It is interesting to note that in the humdrum and melee of racing against tight publication deadlines and chasing ever-higher TRP ratings, journalists have almost forgotten poor Justice Majumdar, who actually wrote the judgment. Of course, Justice Ahmadi magnanimously admits that as the CJI the buck had to stop with him only.
It is endlessly being argued that the eight accused should have been tried for “culpable homicide not amounting murder” (dealt with by Section 304-Part II) as mere “knowledge” of probable fatal consequence of an act can draw this charge. The examples cited are: if policemen torturing a victim in custody know that he or she can die as a result, even though they do not “intend” to kill, and the victim dies as a result of the torture, the policemen will be charged under Section 304-Part II. Mere knowledge of an act having the probability of a fatal consequence is enough. Another example: a person committing the “act” of randomly firing into the air (like on the occasion of marriages) inadvertently kills someone, he too, will be hauled up under Section 304-Part II. In fact, this has happened rather often.
Those who argue for Section 304-Part II emphasise that Carbide officials had the knowledge (if not the intent) that a leak in the Methyl Isocyanate tank would kill a large number of people. Thus, from their perspective, this knowledge was enough to damn them.
Their lordships (Justice Ahmadi and Justice Majumdar) found some logic in the argument of senior defence lawyers Ashok Desai, Fali Nariman, VP Gokhale and Rajinder Singh that the accused had committed no specific “act” about which they had the knowledge that it could be fatal. The law clearly talks of some “act” whose probable fatal consequences the person committing it is aware of.
The same argument excluded the possibility of application of Section 326 IPC, Section 324, Section 429 IPC. Significantly, the accused numbers 2, 3 and 4 were stationed at Mumbai and were not related to the day-to-day running of the factory.
A close perusal of the finely argued judgment shows the deep empathy of the two learned judges with the victims. The Section 304-A versus Section 304-Part II argument is not the only conundrum with which their lordships have grappled, but quite an array of other legal provisions under different Sections have been painstakingly sorted out. The learned judges have left most of them to be examined by the sessions judge at Bhopal, for a Special Leave Petition (on one of which they were ruling) does not require them to be a substitute for a sessions judge.
There is some confusion in public mind about the quantum of compensation for the victims. It should be clear that it was decided by CJI Ahmadi’s predecessor, years before the mantle fell on him. The number of victims was then less than 4,000, instead of around 20,000 of today’s figures.

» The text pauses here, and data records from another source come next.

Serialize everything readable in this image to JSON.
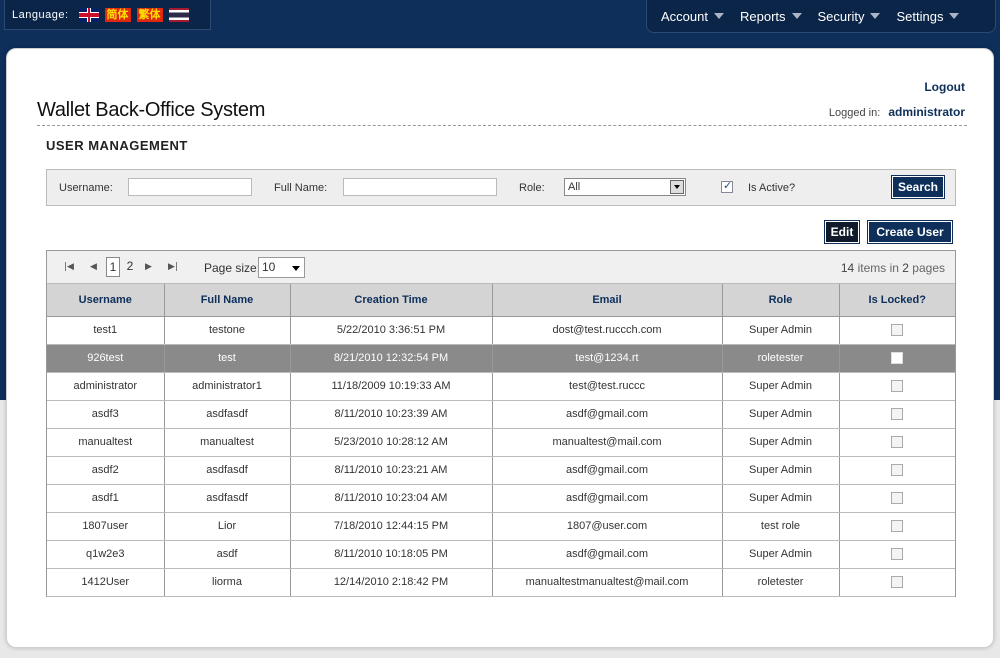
{
  "language_bar": {
    "label": "Language:",
    "flags": [
      {
        "name": "english-flag-icon",
        "text": ""
      },
      {
        "name": "simplified-chinese-flag-icon",
        "text": "简体"
      },
      {
        "name": "traditional-chinese-flag-icon",
        "text": "繁体"
      },
      {
        "name": "thai-flag-icon",
        "text": ""
      }
    ]
  },
  "nav": {
    "items": [
      "Account",
      "Reports",
      "Security",
      "Settings"
    ]
  },
  "header": {
    "logout": "Logout",
    "app_title": "Wallet Back-Office System",
    "logged_in_label": "Logged in:",
    "logged_in_user": "administrator"
  },
  "section_title": "USER MANAGEMENT",
  "search": {
    "username_label": "Username:",
    "username_value": "",
    "fullname_label": "Full Name:",
    "fullname_value": "",
    "role_label": "Role:",
    "role_value": "All",
    "is_active_label": "Is Active?",
    "is_active_checked": true,
    "search_button": "Search"
  },
  "actions": {
    "edit": "Edit",
    "create_user": "Create User"
  },
  "pager": {
    "pages": [
      "1",
      "2"
    ],
    "current_page": "1",
    "page_size_label": "Page size:",
    "page_size": "10",
    "total_items": "14",
    "items_in_text": "items in",
    "total_pages": "2",
    "pages_text": "pages"
  },
  "table": {
    "columns": [
      "Username",
      "Full Name",
      "Creation Time",
      "Email",
      "Role",
      "Is Locked?"
    ],
    "selected_row": 1,
    "rows": [
      {
        "username": "test1",
        "full_name": "testone",
        "created": "5/22/2010 3:36:51 PM",
        "email": "dost@test.ruccch.com",
        "role": "Super Admin"
      },
      {
        "username": "926test",
        "full_name": "test",
        "created": "8/21/2010 12:32:54 PM",
        "email": "test@1234.rt",
        "role": "roletester"
      },
      {
        "username": "administrator",
        "full_name": "administrator1",
        "created": "11/18/2009 10:19:33 AM",
        "email": "test@test.ruccc",
        "role": "Super Admin"
      },
      {
        "username": "asdf3",
        "full_name": "asdfasdf",
        "created": "8/11/2010 10:23:39 AM",
        "email": "asdf@gmail.com",
        "role": "Super Admin"
      },
      {
        "username": "manualtest",
        "full_name": "manualtest",
        "created": "5/23/2010 10:28:12 AM",
        "email": "manualtest@mail.com",
        "role": "Super Admin"
      },
      {
        "username": "asdf2",
        "full_name": "asdfasdf",
        "created": "8/11/2010 10:23:21 AM",
        "email": "asdf@gmail.com",
        "role": "Super Admin"
      },
      {
        "username": "asdf1",
        "full_name": "asdfasdf",
        "created": "8/11/2010 10:23:04 AM",
        "email": "asdf@gmail.com",
        "role": "Super Admin"
      },
      {
        "username": "1807user",
        "full_name": "Lior",
        "created": "7/18/2010 12:44:15 PM",
        "email": "1807@user.com",
        "role": "test role"
      },
      {
        "username": "q1w2e3",
        "full_name": "asdf",
        "created": "8/11/2010 10:18:05 PM",
        "email": "asdf@gmail.com",
        "role": "Super Admin"
      },
      {
        "username": "1412User",
        "full_name": "liorma",
        "created": "12/14/2010 2:18:42 PM",
        "email": "manualtestmanualtest@mail.com",
        "role": "roletester"
      }
    ]
  },
  "colors": {
    "navy": "#0d2f5a",
    "selected_row": "#8a8a8a",
    "header_bg": "#d4d4d4"
  }
}
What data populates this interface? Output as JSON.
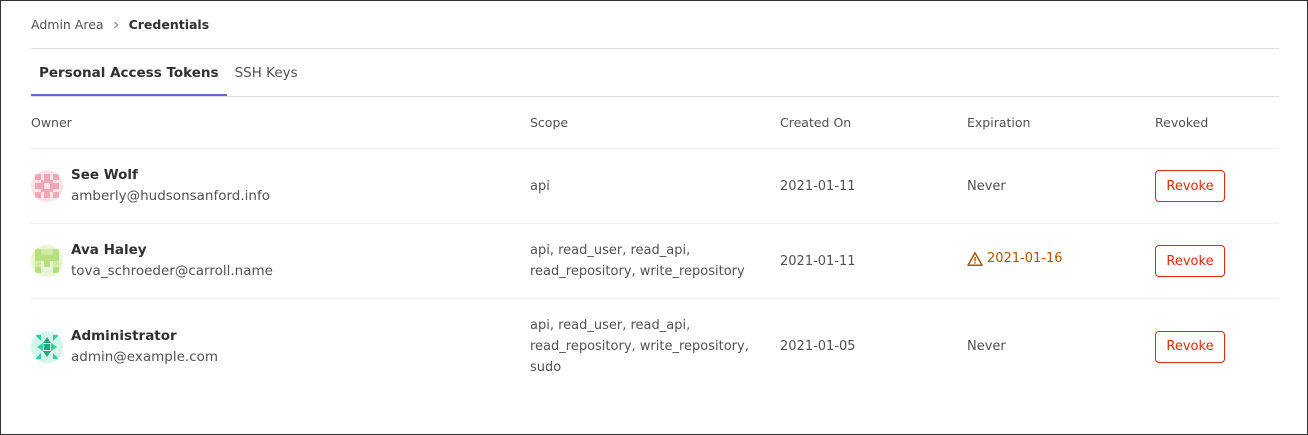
{
  "breadcrumb": {
    "parent": "Admin Area",
    "current": "Credentials"
  },
  "tabs": [
    {
      "label": "Personal Access Tokens",
      "active": true
    },
    {
      "label": "SSH Keys",
      "active": false
    }
  ],
  "table": {
    "headers": {
      "owner": "Owner",
      "scope": "Scope",
      "created_on": "Created On",
      "expiration": "Expiration",
      "revoked": "Revoked"
    },
    "rows": [
      {
        "name": "See Wolf",
        "email": "amberly@hudsonsanford.info",
        "avatar_color": "#f0a6b4",
        "scope_lines": [
          "api"
        ],
        "created_on": "2021-01-11",
        "expiration": "Never",
        "expiration_warning": false,
        "revoke_label": "Revoke"
      },
      {
        "name": "Ava Haley",
        "email": "tova_schroeder@carroll.name",
        "avatar_color": "#b6e07a",
        "scope_lines": [
          "api, read_user, read_api,",
          "read_repository, write_repository"
        ],
        "created_on": "2021-01-11",
        "expiration": "2021-01-16",
        "expiration_warning": true,
        "expiration_icon": "warning-icon",
        "revoke_label": "Revoke"
      },
      {
        "name": "Administrator",
        "email": "admin@example.com",
        "avatar_color": "#2ecfa0",
        "scope_lines": [
          "api, read_user, read_api,",
          "read_repository, write_repository,",
          "sudo"
        ],
        "created_on": "2021-01-05",
        "expiration": "Never",
        "expiration_warning": false,
        "revoke_label": "Revoke"
      }
    ]
  },
  "colors": {
    "tab_active_underline": "#6666c4",
    "revoke": "#dd2b0e",
    "warning": "#b15400"
  }
}
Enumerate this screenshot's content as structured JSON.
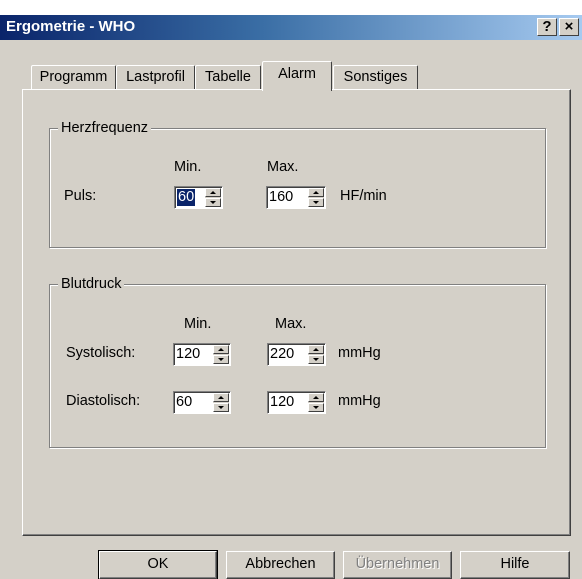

Finally, risking unpopularity, I would like to assert that Justice Ahmadi does have a point. A careful perusal of the judgment would confirm that view. g
(The author is Chairman, Institute of Objective Studies, New Delhi)